The score by Elia Cmiral is haunting when it needs to be and tense when the crap hits the fan. Which brings us to the action set pieces.
Although they're not numerous, the action scenes are well done and VIOLENT! Dolph pulls no punches with this flick. The deaths come fast, hard and furious! Overall, this little film is quite good. I eagerly await the next Dolph film. To those who have not checked out this film and The Defender, I recommend you do so.
Wolf Creek (2005)
Good first effort
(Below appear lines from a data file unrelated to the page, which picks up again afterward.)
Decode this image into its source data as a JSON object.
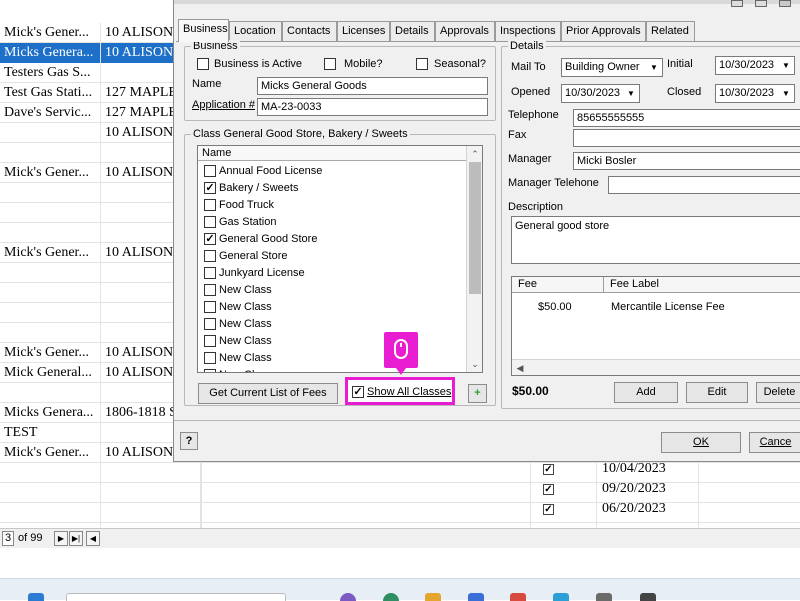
{
  "background": {
    "rows": [
      {
        "c1": "Mick's Gener...",
        "c2": "10 ALISON",
        "selected": false
      },
      {
        "c1": "Micks Genera...",
        "c2": "10 ALISON",
        "selected": true
      },
      {
        "c1": "Testers Gas S...",
        "c2": "",
        "selected": false
      },
      {
        "c1": "Test Gas Stati...",
        "c2": "127 MAPLE",
        "selected": false
      },
      {
        "c1": "Dave's Servic...",
        "c2": "127 MAPLE",
        "selected": false
      },
      {
        "c1": "",
        "c2": "10 ALISON",
        "selected": false
      },
      {
        "c1": "",
        "c2": "",
        "selected": false
      },
      {
        "c1": "Mick's Gener...",
        "c2": "10 ALISON",
        "selected": false
      },
      {
        "c1": "",
        "c2": "",
        "selected": false
      },
      {
        "c1": "",
        "c2": "",
        "selected": false
      },
      {
        "c1": "",
        "c2": "",
        "selected": false
      },
      {
        "c1": "Mick's Gener...",
        "c2": "10 ALISON",
        "selected": false
      },
      {
        "c1": "",
        "c2": "",
        "selected": false
      },
      {
        "c1": "",
        "c2": "",
        "selected": false
      },
      {
        "c1": "",
        "c2": "",
        "selected": false
      },
      {
        "c1": "",
        "c2": "",
        "selected": false
      },
      {
        "c1": "Mick's Gener...",
        "c2": "10 ALISON",
        "selected": false
      },
      {
        "c1": "Mick General...",
        "c2": "10 ALISON",
        "selected": false
      },
      {
        "c1": "",
        "c2": "",
        "selected": false
      },
      {
        "c1": "Micks Genera...",
        "c2": "1806-1818 S",
        "selected": false
      },
      {
        "c1": "TEST",
        "c2": "",
        "selected": false
      },
      {
        "c1": "Mick's Gener...",
        "c2": "10 ALISON",
        "selected": false
      },
      {
        "c1": "",
        "c2": "",
        "selected": false
      },
      {
        "c1": "",
        "c2": "",
        "selected": false
      },
      {
        "c1": "",
        "c2": "",
        "selected": false
      },
      {
        "c1": "",
        "c2": "",
        "selected": false
      }
    ],
    "dates": [
      "10/04/2023",
      "09/20/2023",
      "06/20/2023"
    ],
    "pager": {
      "page": "3",
      "of": "of 99"
    }
  },
  "dialog": {
    "tabs": [
      "Business",
      "Location",
      "Contacts",
      "Licenses",
      "Details",
      "Approvals",
      "Inspections",
      "Prior Approvals",
      "Related"
    ],
    "business": {
      "legend": "Business",
      "is_active_label": "Business is Active",
      "mobile_label": "Mobile?",
      "seasonal_label": "Seasonal?",
      "name_label": "Name",
      "name_value": "Micks General Goods",
      "application_label": "Application #",
      "application_value": "MA-23-0033"
    },
    "classes": {
      "legend": "Class General Good Store, Bakery / Sweets",
      "column": "Name",
      "items": [
        {
          "label": "Annual Food License",
          "checked": false
        },
        {
          "label": "Bakery / Sweets",
          "checked": true
        },
        {
          "label": "Food Truck",
          "checked": false
        },
        {
          "label": "Gas Station",
          "checked": false
        },
        {
          "label": "General Good Store",
          "checked": true
        },
        {
          "label": "General Store",
          "checked": false
        },
        {
          "label": "Junkyard License",
          "checked": false
        },
        {
          "label": "New Class",
          "checked": false
        },
        {
          "label": "New Class",
          "checked": false
        },
        {
          "label": "New Class",
          "checked": false
        },
        {
          "label": "New Class",
          "checked": false
        },
        {
          "label": "New Class",
          "checked": false
        },
        {
          "label": "New Class",
          "checked": false
        }
      ],
      "get_fees_label": "Get Current List of Fees",
      "show_all_label": "Show All Classes",
      "show_all_checked": true,
      "add_symbol": "+"
    },
    "details": {
      "legend": "Details",
      "mail_to_label": "Mail To",
      "mail_to_value": "Building Owner",
      "initial_label": "Initial",
      "initial_value": "10/30/2023",
      "opened_label": "Opened",
      "opened_value": "10/30/2023",
      "closed_label": "Closed",
      "closed_value": "10/30/2023",
      "telephone_label": "Telephone",
      "telephone_value": "85655555555",
      "fax_label": "Fax",
      "fax_value": "",
      "manager_label": "Manager",
      "manager_value": "Micki Bosler",
      "manager_tel_label": "Manager Telehone",
      "manager_tel_value": "",
      "description_label": "Description",
      "description_value": "General good store"
    },
    "fees": {
      "col_fee": "Fee",
      "col_label": "Fee Label",
      "rows": [
        {
          "fee": "$50.00",
          "label": "Mercantile License Fee"
        }
      ],
      "total": "$50.00",
      "add_label": "Add",
      "edit_label": "Edit",
      "delete_label": "Delete"
    },
    "footer": {
      "help_symbol": "?",
      "ok_label": "OK",
      "cancel_label": "Cance"
    }
  },
  "colors": {
    "highlight": "#e81cd0",
    "selection": "#1e6fc8"
  }
}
Director Greg McLean has crafted an effective thriller for his first effort. "Wolf Creek" has garnbereed much press for its realistic style and unflinching camera work. This film deserves attention, because it proves Australia, as a film industry, can make more than period dramas and slow movie social commentaries. "Wolf Creek" breaks the Aussie mold of being entertaining to only Aussies. This film could be watched by anyone is any country. Well done Mr. McLean! The film could also be used in schools to show kids who are thinking of going off on sight seeing trips to think again.
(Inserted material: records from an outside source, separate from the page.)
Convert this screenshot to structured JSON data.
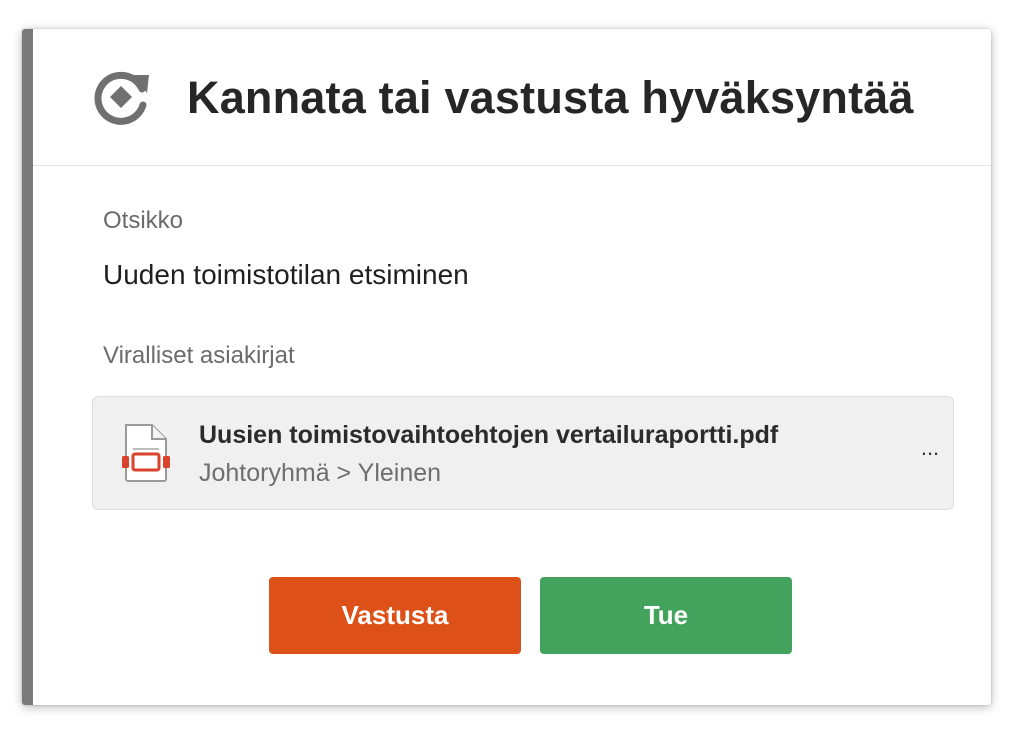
{
  "dialog": {
    "title": "Kannata tai vastusta hyväksyntää",
    "title_icon": "approval-refresh-icon"
  },
  "fields": {
    "title_label": "Otsikko",
    "title_value": "Uuden toimistotilan etsiminen",
    "documents_label": "Viralliset asiakirjat"
  },
  "document": {
    "icon": "pdf-file-icon",
    "name": "Uusien toimistovaihtoehtojen vertailuraportti.pdf",
    "path": "Johtoryhmä > Yleinen",
    "more_label": "..."
  },
  "actions": {
    "reject_label": "Vastusta",
    "approve_label": "Tue"
  },
  "colors": {
    "accent_bar": "#7a7a7a",
    "reject": "#dd5017",
    "approve": "#43a25c",
    "pdf_red": "#d9422b"
  }
}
The story itself is eerily close to The Texas Chainsaw Massacre, but there are differences. The film has much more scope than that claustrophobic masterpiece and the villain, superbly played by John Jarrat, is much more three dimensional than most horror bad guys.
It's worth noting that the AFI's (The Australian Film Institute Awards)for some reason forgot to nominate Jarrot for his work. Shame on them. His performance is the standout of the year! The three victims however, are all annoying, loud and obnoxious youngsters. Unfortunately, none of them change by the end of the picture. There's no big character shift. What a shame, it would have made the things that happen to them more horrifying. As it is, the audience is kind of left barracking for Jarrat to kill them.
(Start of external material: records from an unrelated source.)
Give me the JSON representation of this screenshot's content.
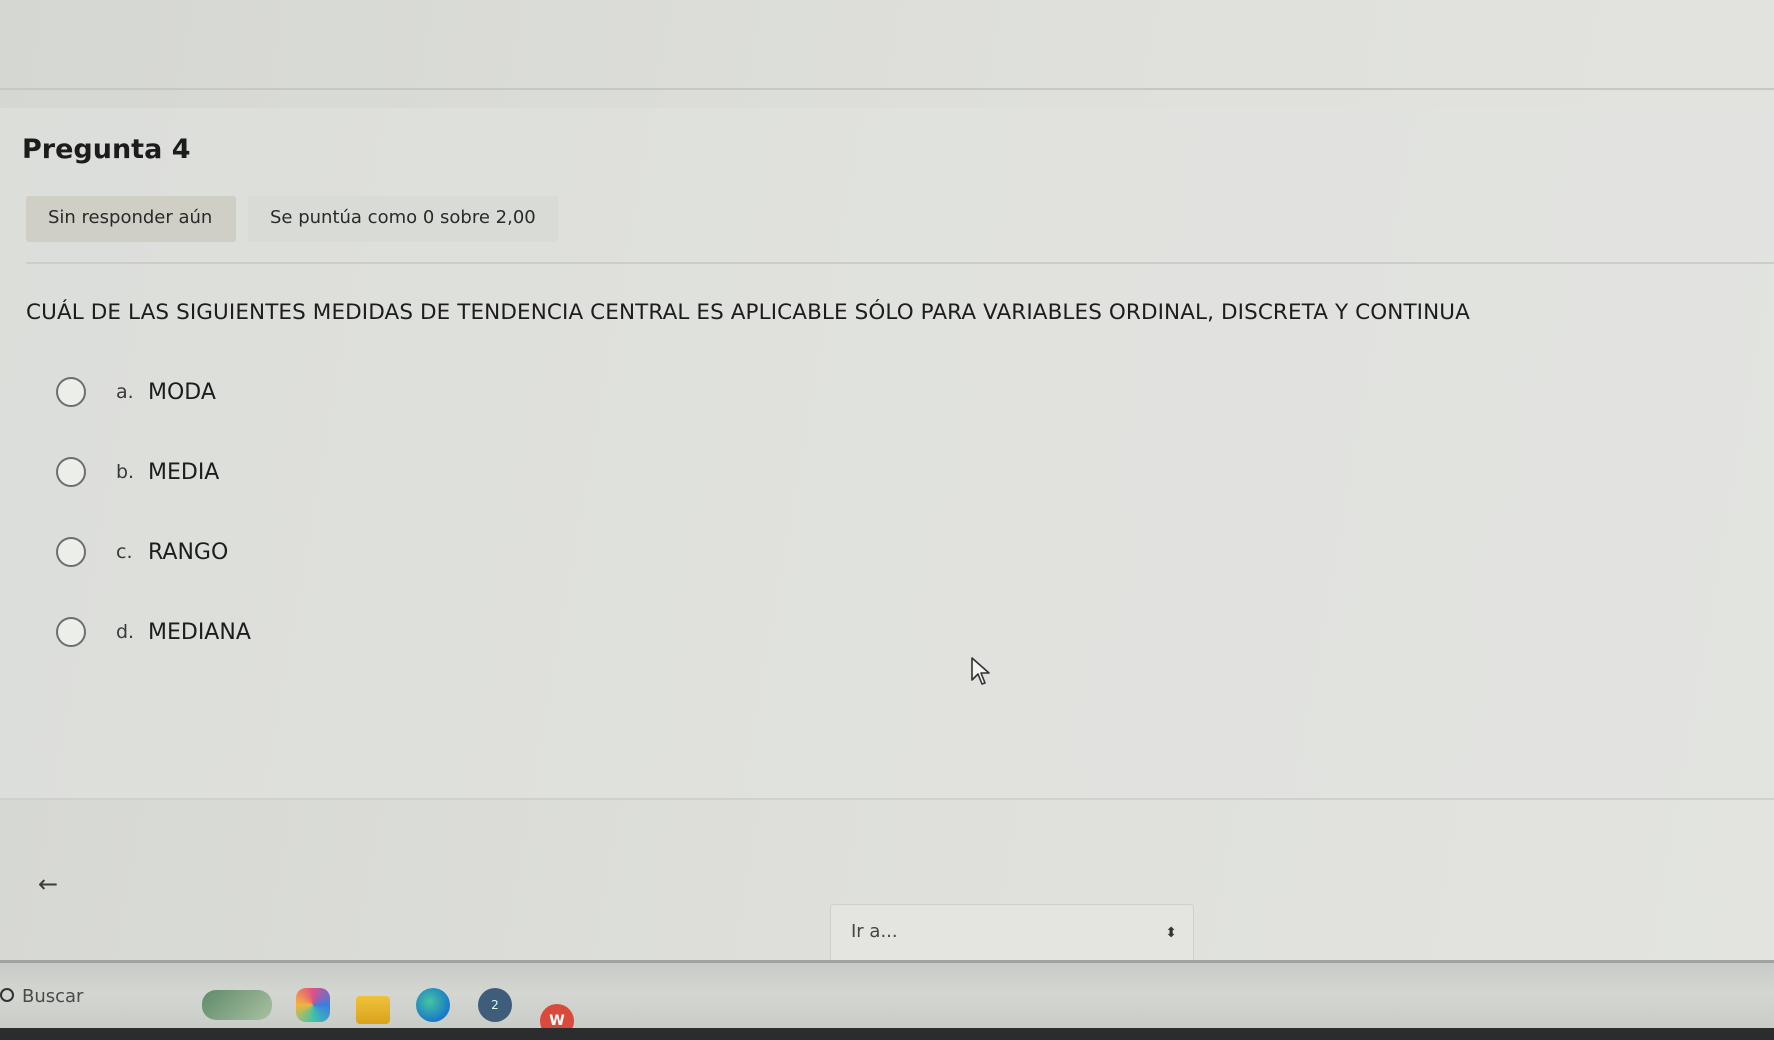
{
  "question": {
    "title": "Pregunta 4",
    "status": "Sin responder aún",
    "grade": "Se puntúa como 0 sobre 2,00",
    "text": "CUÁL DE LAS SIGUIENTES MEDIDAS DE TENDENCIA CENTRAL ES APLICABLE SÓLO PARA VARIABLES ORDINAL, DISCRETA Y CONTINUA",
    "answers": [
      {
        "letter": "a.",
        "text": "MODA",
        "selected": false
      },
      {
        "letter": "b.",
        "text": "MEDIA",
        "selected": false
      },
      {
        "letter": "c.",
        "text": "RANGO",
        "selected": false
      },
      {
        "letter": "d.",
        "text": "MEDIANA",
        "selected": false
      }
    ]
  },
  "navigation": {
    "back_icon": "arrow-left-icon",
    "back_glyph": "←",
    "jump_placeholder": "Ir a...",
    "jump_arrows": "⬍"
  },
  "taskbar": {
    "search_label": "Buscar",
    "clock_glyph": "2",
    "wps_glyph": "W",
    "icons": [
      "widgets-icon",
      "copilot-icon",
      "file-explorer-icon",
      "edge-icon",
      "clock-icon",
      "wps-office-icon"
    ]
  }
}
The score of the film is also excellent. In fact, the whole production has a sheen that belies it's low budget. The final haunting image is also classic. It's no wonder Bob and Harvey Weinstein plonked down big bucks for this film. Although it's far from perfect, it is well made and tense and horrifying. Something recent crapfests like Saw and their ilk have failed to be.
All in all, a good flick. Ignore the controversy and see it!
Batman Begins (2005)
Batman gets his wings clipped
I had high hopes when I saw "Batman Begins". I shouldn't have. From the rushed opening hour, to the unspectacular entrance of Batman and the mediocre, uninspired score, "Batman Begins" is a big budget waste of time. It makes 2004's "The Punisher" look like "Ben Hur".
Christian Bale was okay as Bruce Wayne, but he's no Michael Keaton. The rest of the supporting cast were good. I wish I could say the direction was. The action scenes are shot in the dark with a jittery camera, perhaps to conceal the lackluster Batman suit and the movie also includes one of the funniest moments ever captured on film. In a homage to "The Simpsons", the Batmobile is being chased by the police, Batman simply turns off the lights and the cops race past...Batman drives a ghost car! In a zillion dollar picture like this surely David Goyer could have thought of something better than that.
There are other problems too. For starters, Wayne Enterprises built the tumbler, the car that is used as the Batmobile. When Batman has this big chase, the whole thing is captured by a news crew and played on TV. Problem: Didn't anyone from Wayne Enterprises see the Batmobile and go "Hey! That looks like our tumbler, only black!" Other troubles are the mentioned action scenes. There's no set piece. No grand entrance, no bit where your pulse races. The makers just seemed content they had a Batman picture and that was enough.
Then there's the ending. Not since "Red Dragon" have I groaned so loud.
David Goyer is a writer who with each successive film is proving "Blade" was a fluke. His screenplay for this movie is pedestrian at best and Christopher Nolan's direction shows he should stick to intimate thrillers.
This Bat's had its wings clipped -- big-time!